With increased adoption of big data comes the challenge of integrating existing data sitting in various relational and file-based systems with Apache Hadoop infrastructure. Although open source connectors (such as Apache Sqoop) and utilities (such as Httpfs/Curl on Linux) make it easy to exchange data, data engineering teams often spend an inordinate amount of time writing code for this purpose. This time investment usually is needed for two main reasons: because of the multiple different data structures involved, and because of necessary support for enterprise security frameworks like Kerberos.
For example, at BT, one common use for Hadoop involves analyzing the performance of broadband lines. This process involves importing data from multiple different relational database systems containing columns for product, location, faults, orders, configuration, and so on, spanning hundred and thousands of tables. Furthermore, many different file feeds containing various network performance parameters have to be ingested, in real time, into HDFS for analysis.
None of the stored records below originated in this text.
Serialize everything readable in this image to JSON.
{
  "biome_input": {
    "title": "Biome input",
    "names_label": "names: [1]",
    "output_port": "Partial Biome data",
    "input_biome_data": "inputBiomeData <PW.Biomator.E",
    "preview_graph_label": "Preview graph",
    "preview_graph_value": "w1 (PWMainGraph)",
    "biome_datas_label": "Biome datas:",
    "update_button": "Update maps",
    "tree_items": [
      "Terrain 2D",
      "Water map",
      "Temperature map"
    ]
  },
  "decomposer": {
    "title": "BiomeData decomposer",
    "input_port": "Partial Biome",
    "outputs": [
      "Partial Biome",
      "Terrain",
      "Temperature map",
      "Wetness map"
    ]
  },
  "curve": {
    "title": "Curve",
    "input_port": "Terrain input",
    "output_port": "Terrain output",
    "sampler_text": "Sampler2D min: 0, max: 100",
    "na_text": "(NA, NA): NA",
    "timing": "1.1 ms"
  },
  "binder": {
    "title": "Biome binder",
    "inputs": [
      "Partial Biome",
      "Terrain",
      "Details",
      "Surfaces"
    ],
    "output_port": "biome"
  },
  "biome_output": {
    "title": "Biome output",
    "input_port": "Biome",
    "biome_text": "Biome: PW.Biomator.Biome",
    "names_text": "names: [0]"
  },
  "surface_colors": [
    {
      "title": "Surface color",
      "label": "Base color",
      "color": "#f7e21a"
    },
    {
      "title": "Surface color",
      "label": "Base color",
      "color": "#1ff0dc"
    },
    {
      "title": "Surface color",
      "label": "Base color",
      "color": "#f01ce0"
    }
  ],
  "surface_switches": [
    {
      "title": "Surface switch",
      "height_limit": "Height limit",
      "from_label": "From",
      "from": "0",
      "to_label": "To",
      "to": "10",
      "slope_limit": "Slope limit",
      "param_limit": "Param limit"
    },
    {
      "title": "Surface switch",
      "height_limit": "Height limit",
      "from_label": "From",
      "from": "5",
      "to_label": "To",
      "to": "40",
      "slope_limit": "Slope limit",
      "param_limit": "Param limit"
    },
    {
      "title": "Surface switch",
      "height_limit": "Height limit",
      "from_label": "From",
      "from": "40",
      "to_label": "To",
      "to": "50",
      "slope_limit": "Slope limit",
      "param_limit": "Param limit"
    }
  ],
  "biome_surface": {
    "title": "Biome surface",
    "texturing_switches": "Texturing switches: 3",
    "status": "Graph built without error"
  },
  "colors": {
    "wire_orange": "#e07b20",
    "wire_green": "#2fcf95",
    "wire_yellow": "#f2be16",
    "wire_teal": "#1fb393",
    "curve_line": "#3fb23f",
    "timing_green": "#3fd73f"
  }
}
This effort also includes creating Apache Oozie workflow jobs for milestone and incremental pulls with different latencies, and subsequent creation of requisite Apache Hive tables.
To facilitate this process, BT’s data engineering team wanted a re-usable framework that would generate all the scripts that are ready to be deployed, support automated regression testing, and offer the flexibility to add desired customizations. They evaluated several commercial and open source tools to fill that need; however, all of them were ruled out for one reason or another. For example: